Feudal duties were the set of reciprocal financial, military and legal obligations among the warrior nobility in a feudal system. These duties developed in both Europe and Japan with the decentralisation of empire and due to lack of monetary liquidity, as groups of warriors took over the social, political, judicial, and economic spheres of the territory they controlled. While many feudal duties were based upon control of a parcel of land and its productive resources, even landless knights owed feudal duties such as direct military service in their lord's behest. Feudal duties were not uniform over time or across political boundaries. And in their later development also included duties from and to the peasant population, such as abergement.

Siege of Aiguillon Siege during the Hundred Years War

The siege of Aiguillon, an episode in the Hundred Years' War, began on 1 April 1346 when a French army commanded by John, Duke of Normandy, laid siege to the Gascon town of Aiguillon. The town was defended by an Anglo-Gascon army under Ralph, Earl of Stafford.

Lancasters <i>chevauchée</i> of 1346 Campaign during the Hundred Years War

Lancaster's chevauchée of 1346 was a series of offensives directed by Henry, Earl of Lancaster, in southwestern France during autumn 1346, as a part of the Hundred Years' War.

Hundred Years War (1345–1347) Series of military campaigns in 1345–1347

English offensives in 1345–1347, during the Hundred Years' War, resulted in repeated defeats of the French, the loss or devastation of much French territory and the capture by the English of the port of Calais. The war had broken out in 1337 and flared up in 1340 when the king of England, Edward III laid claim to the French crown and campaigned in northern France. There was then a lull in the major hostilities, although much small-scale fighting continued.

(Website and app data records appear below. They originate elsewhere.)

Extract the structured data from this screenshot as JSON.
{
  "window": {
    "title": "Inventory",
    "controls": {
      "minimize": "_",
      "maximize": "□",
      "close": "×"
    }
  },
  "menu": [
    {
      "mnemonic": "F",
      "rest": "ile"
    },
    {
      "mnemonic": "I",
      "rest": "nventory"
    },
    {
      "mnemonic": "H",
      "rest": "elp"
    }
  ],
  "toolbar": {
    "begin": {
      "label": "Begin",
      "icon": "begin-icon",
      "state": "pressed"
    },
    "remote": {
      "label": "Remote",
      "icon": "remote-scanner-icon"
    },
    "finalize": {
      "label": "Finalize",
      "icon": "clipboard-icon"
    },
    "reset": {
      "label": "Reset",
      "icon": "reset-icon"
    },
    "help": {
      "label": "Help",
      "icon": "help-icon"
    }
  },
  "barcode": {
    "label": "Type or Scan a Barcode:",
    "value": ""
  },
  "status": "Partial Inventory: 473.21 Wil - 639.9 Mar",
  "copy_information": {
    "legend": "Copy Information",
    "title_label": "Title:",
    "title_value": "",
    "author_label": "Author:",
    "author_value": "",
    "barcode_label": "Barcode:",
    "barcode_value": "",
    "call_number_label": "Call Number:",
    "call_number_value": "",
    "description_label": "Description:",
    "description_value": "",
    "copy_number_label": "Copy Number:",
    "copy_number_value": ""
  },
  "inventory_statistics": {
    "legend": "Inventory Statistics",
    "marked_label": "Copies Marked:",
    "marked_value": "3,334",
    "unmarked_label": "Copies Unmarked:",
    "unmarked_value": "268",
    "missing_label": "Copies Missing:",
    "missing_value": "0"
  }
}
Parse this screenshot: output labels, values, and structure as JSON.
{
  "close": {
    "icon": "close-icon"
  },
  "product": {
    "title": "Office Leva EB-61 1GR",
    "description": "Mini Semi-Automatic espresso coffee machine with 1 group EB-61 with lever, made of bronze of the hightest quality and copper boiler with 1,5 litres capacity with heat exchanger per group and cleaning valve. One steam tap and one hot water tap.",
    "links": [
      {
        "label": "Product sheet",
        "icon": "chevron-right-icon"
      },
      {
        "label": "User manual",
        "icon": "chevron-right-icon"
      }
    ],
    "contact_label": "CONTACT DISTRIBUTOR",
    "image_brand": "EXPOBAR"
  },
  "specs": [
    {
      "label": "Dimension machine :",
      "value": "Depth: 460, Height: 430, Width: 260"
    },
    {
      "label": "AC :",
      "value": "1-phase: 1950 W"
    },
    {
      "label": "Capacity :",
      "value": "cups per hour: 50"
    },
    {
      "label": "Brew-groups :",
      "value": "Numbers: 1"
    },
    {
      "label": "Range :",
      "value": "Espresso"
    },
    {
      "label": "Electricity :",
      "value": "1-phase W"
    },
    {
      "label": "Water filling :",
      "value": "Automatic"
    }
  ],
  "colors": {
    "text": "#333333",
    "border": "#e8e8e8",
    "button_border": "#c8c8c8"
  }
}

  1. 1 2 3 Theodore Evergates (1995), "Ban, Banalité", in William W. Kibler; Grover A. Zinn (eds.), Medieval France: An Encyclopedia, Garland, pp. 175–176.
  2. "arrière-ban, n." OED Online, Oxford University Press, January 2018. Accessed 18 February 2018.
  3. 1 2 3 4 John Bell Henneman, Jr. (2017), "Arrière-ban", in William W. Kibler; Grover A. Zinn (eds.), Medieval France: An Encyclopedia, Taylor & Francis, pp. 71–72, ISBN   978-1-351-66566-7 , retrieved 7 January 2021
  4. 1 2 Allmand, Christopher (4 February 1988). The Hundred Years War: England and France at War C.1300-c.1450. Cambridge University Press. p. 95. ISBN   978-0-521-31923-2 . Retrieved 7 January 2021.
  5. Collins, James B. (28 September 1995). The State in Early Modern France. Cambridge University Press. p. 20. ISBN   978-0-521-38724-8 . Retrieved 7 January 2021.
  6. F. M. Powicke (1913), The Loss of Normandy (1189–1204): Studies in the History of the Angevin Empire, Manchester University Press, p. 311–312.
  7. Jonathan Sumption (1991), The Hundred Years War I: Trial by Battle, Philadelphia: University of Pennsylvania Press, ISBN   0-8122-1655-5 , p. 184
  8. Collins, James B. (28 September 1995). The State in Early Modern France. Cambridge University Press. p. 62. ISBN   978-0-521-38724-8 . Retrieved 7 January 2021.